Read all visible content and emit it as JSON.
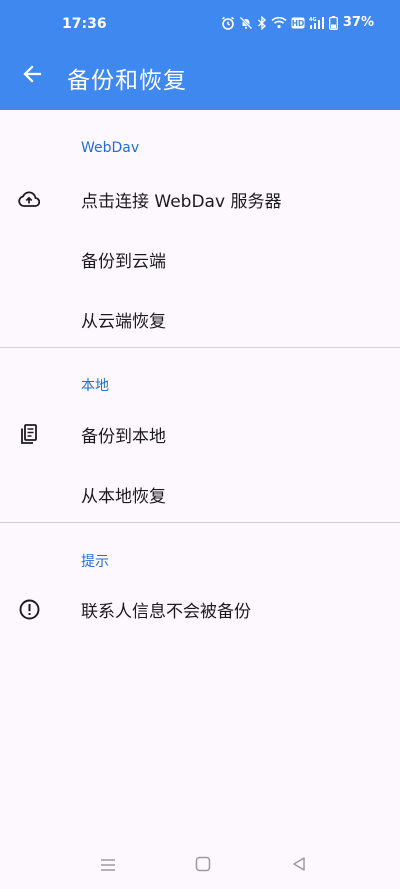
{
  "status_bar": {
    "time": "17:36",
    "battery_percent": "37%",
    "hd_badge": "HD",
    "network_label": "4G",
    "icons": [
      "alarm-icon",
      "bell-muted-icon",
      "bluetooth-icon",
      "wifi-icon",
      "hd-badge-icon",
      "signal-icon",
      "battery-icon"
    ]
  },
  "app_bar": {
    "title": "备份和恢复",
    "back_icon": "arrow-left-icon"
  },
  "sections": {
    "webdav": {
      "header": "WebDav",
      "items": [
        {
          "label": "点击连接 WebDav 服务器",
          "icon": "cloud-upload-icon"
        },
        {
          "label": "备份到云端"
        },
        {
          "label": "从云端恢复"
        }
      ]
    },
    "local": {
      "header": "本地",
      "items": [
        {
          "label": "备份到本地",
          "icon": "document-stack-icon"
        },
        {
          "label": "从本地恢复"
        }
      ]
    },
    "tips": {
      "header": "提示",
      "items": [
        {
          "label": "联系人信息不会被备份",
          "icon": "info-exclamation-icon"
        }
      ]
    }
  },
  "nav_bar": {
    "buttons": [
      "menu-icon",
      "home-square-icon",
      "back-triangle-icon"
    ]
  },
  "colors": {
    "header_blue": "#3f88f0",
    "accent_text": "#1f6fd6",
    "background": "#fdf8fd",
    "divider": "#cfcfd3"
  }
}
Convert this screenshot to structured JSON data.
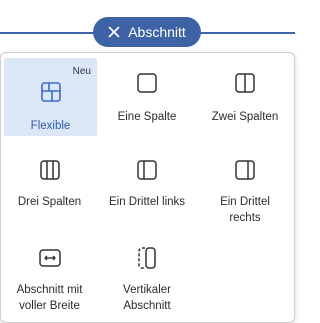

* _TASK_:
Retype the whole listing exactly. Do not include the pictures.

* _RESULT BELOW_:
Read all visible content and emit it as JSON.
{
  "status_bar": {
    "time": "17:36",
    "battery_percent": "37%",
    "hd_badge": "HD",
    "network_label": "4G",
    "icons": [
      "alarm-icon",
      "bell-muted-icon",
      "bluetooth-icon",
      "wifi-icon",
      "hd-badge-icon",
      "signal-icon",
      "battery-icon"
    ]
  },
  "app_bar": {
    "title": "备份和恢复",
    "back_icon": "arrow-left-icon"
  },
  "sections": {
    "webdav": {
      "header": "WebDav",
      "items": [
        {
          "label": "点击连接 WebDav 服务器",
          "icon": "cloud-upload-icon"
        },
        {
          "label": "备份到云端"
        },
        {
          "label": "从云端恢复"
        }
      ]
    },
    "local": {
      "header": "本地",
      "items": [
        {
          "label": "备份到本地",
          "icon": "document-stack-icon"
        },
        {
          "label": "从本地恢复"
        }
      ]
    },
    "tips": {
      "header": "提示",
      "items": [
        {
          "label": "联系人信息不会被备份",
          "icon": "info-exclamation-icon"
        }
      ]
    }
  },
  "nav_bar": {
    "buttons": [
      "menu-icon",
      "home-square-icon",
      "back-triangle-icon"
    ]
  },
  "colors": {
    "header_blue": "#3f88f0",
    "accent_text": "#1f6fd6",
    "background": "#fdf8fd",
    "divider": "#cfcfd3"
  }
}
Convert this screenshot to structured JSON data.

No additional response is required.